= Beginning of Section =

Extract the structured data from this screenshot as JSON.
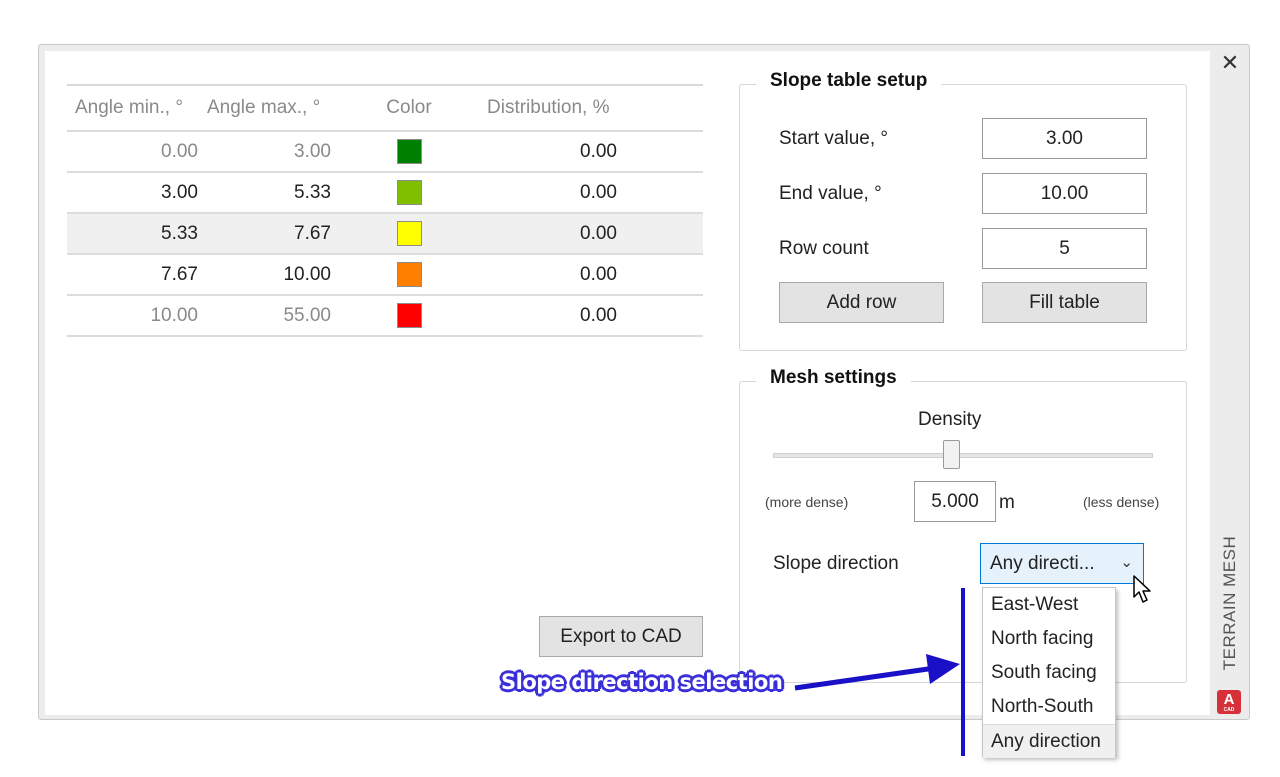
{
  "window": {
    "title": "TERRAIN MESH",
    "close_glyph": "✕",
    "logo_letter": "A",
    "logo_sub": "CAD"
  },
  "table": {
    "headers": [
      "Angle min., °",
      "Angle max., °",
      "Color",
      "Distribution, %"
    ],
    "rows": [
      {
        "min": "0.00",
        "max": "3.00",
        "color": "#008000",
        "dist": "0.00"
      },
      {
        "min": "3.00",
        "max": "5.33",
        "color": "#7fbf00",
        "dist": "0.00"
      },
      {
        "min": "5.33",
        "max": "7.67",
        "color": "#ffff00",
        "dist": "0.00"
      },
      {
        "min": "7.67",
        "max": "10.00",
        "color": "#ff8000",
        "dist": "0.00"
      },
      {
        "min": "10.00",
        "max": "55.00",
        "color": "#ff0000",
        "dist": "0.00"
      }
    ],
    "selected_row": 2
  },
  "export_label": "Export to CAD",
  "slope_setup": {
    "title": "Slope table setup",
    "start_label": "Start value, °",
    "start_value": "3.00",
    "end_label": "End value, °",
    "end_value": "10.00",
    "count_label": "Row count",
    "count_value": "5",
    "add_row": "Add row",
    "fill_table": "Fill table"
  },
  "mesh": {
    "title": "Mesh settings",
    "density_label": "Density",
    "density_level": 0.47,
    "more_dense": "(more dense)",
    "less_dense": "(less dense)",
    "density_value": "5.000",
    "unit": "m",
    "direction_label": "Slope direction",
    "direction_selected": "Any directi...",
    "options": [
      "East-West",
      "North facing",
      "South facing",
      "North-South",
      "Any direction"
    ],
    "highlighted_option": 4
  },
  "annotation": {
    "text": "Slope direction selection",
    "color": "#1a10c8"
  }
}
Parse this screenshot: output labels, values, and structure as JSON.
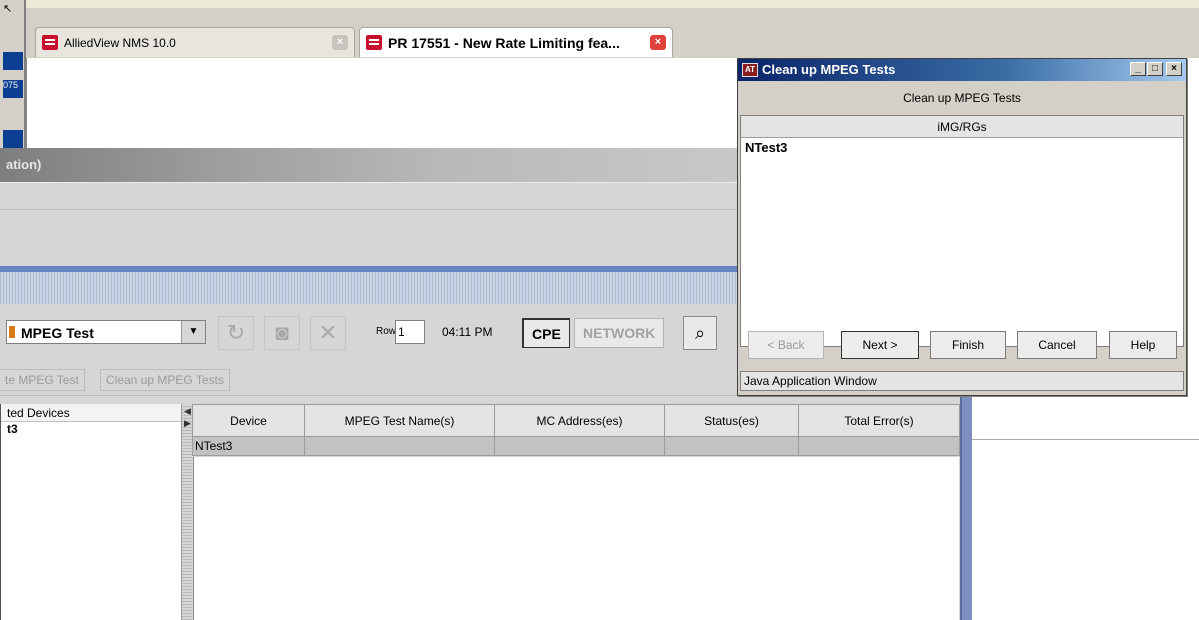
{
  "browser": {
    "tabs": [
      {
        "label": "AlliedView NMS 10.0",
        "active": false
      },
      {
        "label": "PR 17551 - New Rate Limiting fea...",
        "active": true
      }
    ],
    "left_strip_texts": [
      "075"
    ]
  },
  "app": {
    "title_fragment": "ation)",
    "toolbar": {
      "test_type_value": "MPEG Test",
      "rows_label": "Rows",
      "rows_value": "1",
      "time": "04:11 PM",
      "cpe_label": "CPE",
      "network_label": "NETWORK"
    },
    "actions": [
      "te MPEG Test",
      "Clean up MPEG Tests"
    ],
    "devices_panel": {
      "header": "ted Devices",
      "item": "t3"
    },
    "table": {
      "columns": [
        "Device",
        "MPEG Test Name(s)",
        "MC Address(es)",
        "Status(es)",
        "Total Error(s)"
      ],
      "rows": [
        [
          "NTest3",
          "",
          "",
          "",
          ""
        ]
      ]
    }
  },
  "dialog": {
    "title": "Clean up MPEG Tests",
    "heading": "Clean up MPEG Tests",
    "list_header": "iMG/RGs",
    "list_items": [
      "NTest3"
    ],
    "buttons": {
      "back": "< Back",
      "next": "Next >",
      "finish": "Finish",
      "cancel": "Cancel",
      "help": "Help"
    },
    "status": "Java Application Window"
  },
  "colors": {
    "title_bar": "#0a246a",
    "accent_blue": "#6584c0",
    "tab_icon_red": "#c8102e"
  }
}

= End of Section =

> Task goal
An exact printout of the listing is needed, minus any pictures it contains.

> Exercise result
Extract the structured data from this screenshot as JSON.
{
  "window": {
    "title": "TERRAIN MESH",
    "close_glyph": "✕",
    "logo_letter": "A",
    "logo_sub": "CAD"
  },
  "table": {
    "headers": [
      "Angle min., °",
      "Angle max., °",
      "Color",
      "Distribution, %"
    ],
    "rows": [
      {
        "min": "0.00",
        "max": "3.00",
        "color": "#008000",
        "dist": "0.00"
      },
      {
        "min": "3.00",
        "max": "5.33",
        "color": "#7fbf00",
        "dist": "0.00"
      },
      {
        "min": "5.33",
        "max": "7.67",
        "color": "#ffff00",
        "dist": "0.00"
      },
      {
        "min": "7.67",
        "max": "10.00",
        "color": "#ff8000",
        "dist": "0.00"
      },
      {
        "min": "10.00",
        "max": "55.00",
        "color": "#ff0000",
        "dist": "0.00"
      }
    ],
    "selected_row": 2
  },
  "export_label": "Export to CAD",
  "slope_setup": {
    "title": "Slope table setup",
    "start_label": "Start value, °",
    "start_value": "3.00",
    "end_label": "End value, °",
    "end_value": "10.00",
    "count_label": "Row count",
    "count_value": "5",
    "add_row": "Add row",
    "fill_table": "Fill table"
  },
  "mesh": {
    "title": "Mesh settings",
    "density_label": "Density",
    "density_level": 0.47,
    "more_dense": "(more dense)",
    "less_dense": "(less dense)",
    "density_value": "5.000",
    "unit": "m",
    "direction_label": "Slope direction",
    "direction_selected": "Any directi...",
    "options": [
      "East-West",
      "North facing",
      "South facing",
      "North-South",
      "Any direction"
    ],
    "highlighted_option": 4
  },
  "annotation": {
    "text": "Slope direction selection",
    "color": "#1a10c8"
  }
}
Parse this screenshot: output labels, values, and structure as JSON.
{
  "browser": {
    "tabs": [
      {
        "label": "AlliedView NMS 10.0",
        "active": false
      },
      {
        "label": "PR 17551 - New Rate Limiting fea...",
        "active": true
      }
    ],
    "left_strip_texts": [
      "075"
    ]
  },
  "app": {
    "title_fragment": "ation)",
    "toolbar": {
      "test_type_value": "MPEG Test",
      "rows_label": "Rows",
      "rows_value": "1",
      "time": "04:11 PM",
      "cpe_label": "CPE",
      "network_label": "NETWORK"
    },
    "actions": [
      "te MPEG Test",
      "Clean up MPEG Tests"
    ],
    "devices_panel": {
      "header": "ted Devices",
      "item": "t3"
    },
    "table": {
      "columns": [
        "Device",
        "MPEG Test Name(s)",
        "MC Address(es)",
        "Status(es)",
        "Total Error(s)"
      ],
      "rows": [
        [
          "NTest3",
          "",
          "",
          "",
          ""
        ]
      ]
    }
  },
  "dialog": {
    "title": "Clean up MPEG Tests",
    "heading": "Clean up MPEG Tests",
    "list_header": "iMG/RGs",
    "list_items": [
      "NTest3"
    ],
    "buttons": {
      "back": "< Back",
      "next": "Next >",
      "finish": "Finish",
      "cancel": "Cancel",
      "help": "Help"
    },
    "status": "Java Application Window"
  },
  "colors": {
    "title_bar": "#0a246a",
    "accent_blue": "#6584c0",
    "tab_icon_red": "#c8102e"
  }
}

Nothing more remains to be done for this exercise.